Sweden may have a higher than average divorce rate, but there are some areas where couples tend to stay together – at least according to these official marriage stats.

The Swedish towns where couples stay married
File photo of a couple holding hands. Photo: Fredrik Sandberg/TT

A total of 24,876 marriages ended in divorce in Sweden in 2015, according to the latest available figures from the country's national number-crunching agency Statistics Sweden.

But some municipalities buck the trend, with couples staying married the longest in Övertorneå, a northern municipality of some 4,500 residents on the border to Finland.

Övertorneå couples stay together for 42 years before they divorce or one of them passes away, followed by fellow northerners in Pajala (40.1 years) and Vimmerby in southern region Småland (40 years).

Compare this to for example Stockholm suburbs Botkyrka and Sundbyberg at the bottom of the list, where the average marriage lasted 15.7 and 15.6 years in 2015, respectively.

“The population is younger in big cities. Many people get married, but more marriages end in divorce,” Statistics Sweden analyst Tomas Johansson told news agency Siren.

The average marriage in Sweden lasts for 25 years, before divorce or death.

The lesson is not as simple as “move to Övertorneå and your marriage will last”. Much of northern and rural Sweden has an ageing population, which contributes to the statistics.

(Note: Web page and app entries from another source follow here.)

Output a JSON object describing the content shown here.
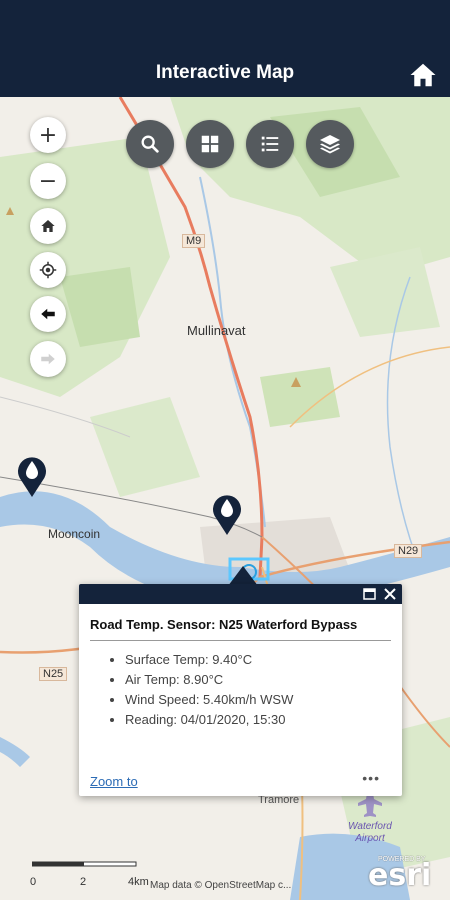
{
  "header": {
    "title": "Interactive Map"
  },
  "icons": {
    "home": "home-icon",
    "search": "search-icon",
    "basemap": "grid-icon",
    "legend": "list-icon",
    "layers": "layers-icon",
    "zoom_in": "plus-icon",
    "zoom_out": "minus-icon",
    "locate": "crosshair-icon",
    "back": "arrow-left-icon",
    "forward": "arrow-right-icon",
    "sensor": "water-drop-icon"
  },
  "zoom_controls": {
    "zoom_in": "+",
    "zoom_out": "−"
  },
  "map_labels": {
    "mullinavat": "Mullinavat",
    "mooncoin": "Mooncoin",
    "m9": "M9",
    "n25": "N25",
    "n29": "N29",
    "waterford_airport": "Waterford Airport",
    "tramore": "Tramore"
  },
  "popup": {
    "title": "Road Temp. Sensor: N25 Waterford Bypass",
    "items": [
      "Surface Temp: 9.40°C",
      "Air Temp: 8.90°C",
      "Wind Speed: 5.40km/h WSW",
      "Reading: 04/01/2020, 15:30"
    ],
    "zoom_to": "Zoom to",
    "more": "•••"
  },
  "scale": {
    "ticks": [
      "0",
      "2",
      "4km"
    ]
  },
  "attribution": "Map data © OpenStreetMap c...",
  "brand": {
    "powered_by": "POWERED BY",
    "name": "esri"
  },
  "colors": {
    "header": "#14233b",
    "tool": "#555a5e",
    "link": "#2b6bb5",
    "water": "#a9c8e6",
    "forest": "#cfe3b8",
    "road": "#e87c5f"
  }
}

“Relatively few are at the start of their marriages, which means that the number of marriages that end as a result of a death is higher,” explained Johansson.

“For example almost five times more people in Övertorneå became a widow or widower than got divorced in 2015.”

Top-20 list of the municipalities where marriages lasted the longest before ending through divorce or death

Övertorneå: 42 years
Pajala: 40.1 years
Vimmerby: 40 years
Arvidsjaur: 39.5 years
Rättvik: 38.9 years
Grästorp: 38.5 years
Tingsryd: 38 years
Malå: 37.9 years
Munkfors: 37.9 years
Berg: 37 years
Överkalix: 36.5 years
Nordmaling: 36.3 years
Vännäs: 36.3 years
Lekeberg: 35.5 years
Vilhelmina: 35.4 years
Robertsfors: 35.3 years
Vansbro: 35.2 years
Bräcke: 35.1 years
Sorsele: 35.1 years
Örnsköldsvik: 35.1 years